The two were spotted watching the Legends Football League (LFL) match at AAMI Park on Saturday, raising questions about the associations of the 105-game AFL forward.
Richmond chief executive Brendon Gale conceded the friendship was "disappointing" but the club was not likely to sanction King.
"In this situation we would expect Jake to make better decisions," Gale told Radio SEN.
"We don't offer directions or hard and fast rules to our players (on their associations)... we provide advice, we provide guidance but we expect them as adults to make their own decisions."
Gale said King "bumped into" Mitchell, a former Bandidos boss, at the event.
Following the Tigers' Round 20 win over Brisbane at the MCG, Mitchell was invited into the Richmond rooms by King, prompting the club to tell the player his association with the former bikie enforcer was unacceptable.
Calling on King to think "long and hard" about the long-standing friendship, Gale highlighted the Australian Crime Commission report in February this year which showed links between organised crime and professional sport.
"The contents talk about the connection between criminal identities and organised crime between human growth hormones... match-fixing, corruption, there's that risk," he said.
"Our players, like all players, have got to be very mindful of associating with those with a criminal past."
Gale called the media spotlight on King an instructive opportunity to remind the player of the risks involved.

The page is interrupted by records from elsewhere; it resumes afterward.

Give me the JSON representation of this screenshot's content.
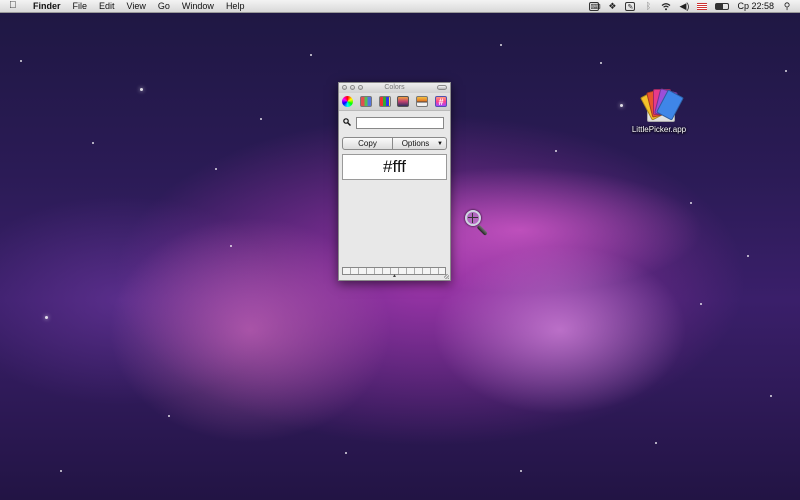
{
  "menubar": {
    "app_name": "Finder",
    "menus": [
      "File",
      "Edit",
      "View",
      "Go",
      "Window",
      "Help"
    ],
    "clock": "Cp 22:58",
    "status_icons": [
      "keyboard-icon",
      "dropbox-icon",
      "notes-icon",
      "bluetooth-icon",
      "wifi-icon",
      "volume-icon",
      "flag-icon",
      "battery-icon",
      "spotlight-icon"
    ]
  },
  "colors_panel": {
    "title": "Colors",
    "toolbar_icons": [
      "color-wheel-icon",
      "color-sliders-icon",
      "color-palettes-icon",
      "image-palettes-icon",
      "crayons-icon",
      "littlepicker-hash-icon"
    ],
    "search_value": "",
    "copy_label": "Copy",
    "options_label": "Options",
    "hex_value": "#fff"
  },
  "desktop_icons": [
    {
      "label": "LittlePicker.app"
    }
  ]
}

The event was the LFL's first match in Melbourne, featuring scantily-clad women playing a modified version of gridiron, drawing more than 3000 people to AAMI Park.